His first musical epiphany as a kid came from grandpa’s radio introducing him to Mr. Roboto’s vocoder created voice. His first thoughts were, “What is that?” and “How do you make that sound?” Early influences included prog, new wave, with a heavy entrenchment of Slayer, Metallica, Sepultura, Exodus, Sodom and Trouble. Playing in a few bands early on gave him guidance but discovering Skinny Puppy and Front 242 inspired him to become a self-taught multi-instrumentalist. The day he got a keyboard with synthesizer he became a one man band. Since day one his love of horror and sci-fi has bled their way into his music. An avid Blade Runner and Alien fan with a soft spot for Outland, as a youth he loved immersing himself in other planetary worlds. Being a big Star Wars fan, having watched The Force Awakens multiple times he’s happy it was Jar Jar free. He also has his theories about who Negan’s victim was and that characters fate among The Walking Dead. The good and the bad have gotten him to where he is today. When it came to making music for the first time he paid the price going through massive debt with no money, barely surviving by touring. His memories of recording in his parent’s basement, a secluded starving artist gave him his current band moniker. He’s now fully living his dream, no day job needed. His music is his lifeblood, “That’s what I was put on earth to do.”

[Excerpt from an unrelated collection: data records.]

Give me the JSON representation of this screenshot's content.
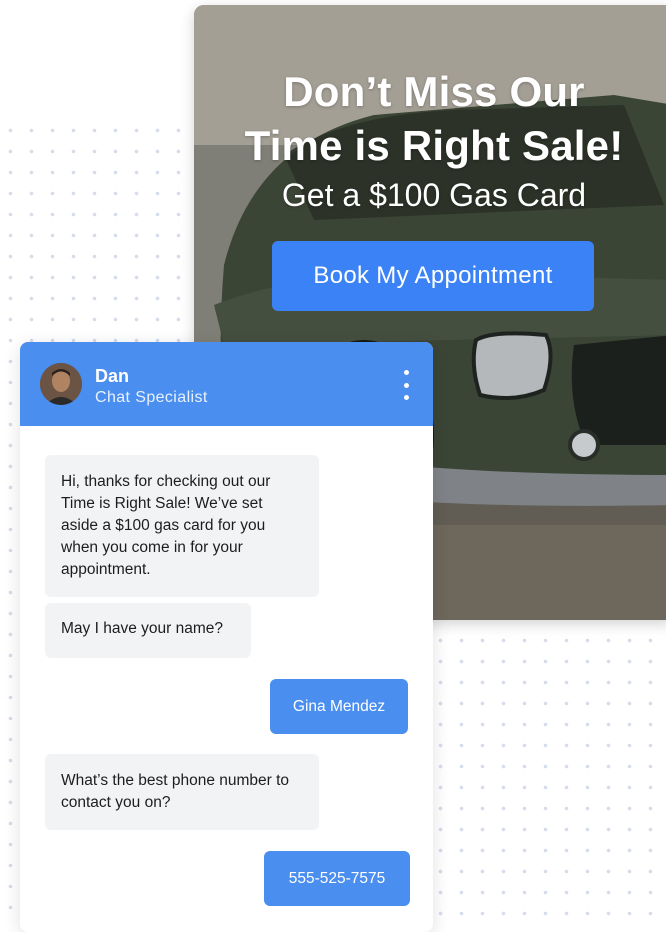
{
  "hero": {
    "title_line1": "Don’t Miss Our",
    "title_line2": "Time is Right Sale!",
    "subtitle": "Get a $100 Gas Card",
    "cta_label": "Book My Appointment"
  },
  "chat": {
    "agent_name": "Dan",
    "agent_role": "Chat Specialist",
    "messages": [
      {
        "sender": "agent",
        "text": "Hi, thanks for checking out our Time is Right Sale! We’ve set aside a $100 gas card for you when you come in for your appointment."
      },
      {
        "sender": "agent",
        "text": "May I have your name?"
      },
      {
        "sender": "user",
        "text": "Gina Mendez"
      },
      {
        "sender": "agent",
        "text": "What’s the best phone number to contact you on?"
      },
      {
        "sender": "user",
        "text": "555-525-7575"
      }
    ]
  },
  "icons": {
    "menu": "vertical-ellipsis-icon"
  },
  "colors": {
    "accent": "#3b82f6",
    "header": "#4a8ef0",
    "agent_bubble": "#f2f3f5"
  }
}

Klayton retells one Spinal Tap road moment about a show in Denver during the opening song. He laughs off the experience as mortifying if they’d realized what was happening, in the moment. After breaking into the first song, the tour manager screamed, “There’s no sound!” Someone had turned off the volume mixer and a jammed packed house heard nothing, unbeknownst to the band. Fans thought it was an intentional pantomime and the kicker came after the show when fans said they loved the opening comedy routine.
As far as calling it quits someday Klayton never envisions retirement. “When you work for yourself you don’t work a day in your life,” he says. “You’re doing it because you love it, it’s your passion. I love to work. When they take my body to the morgue and lower me in the ground, that’s the time I’ll have to quit. I don’t see myself slowing down.”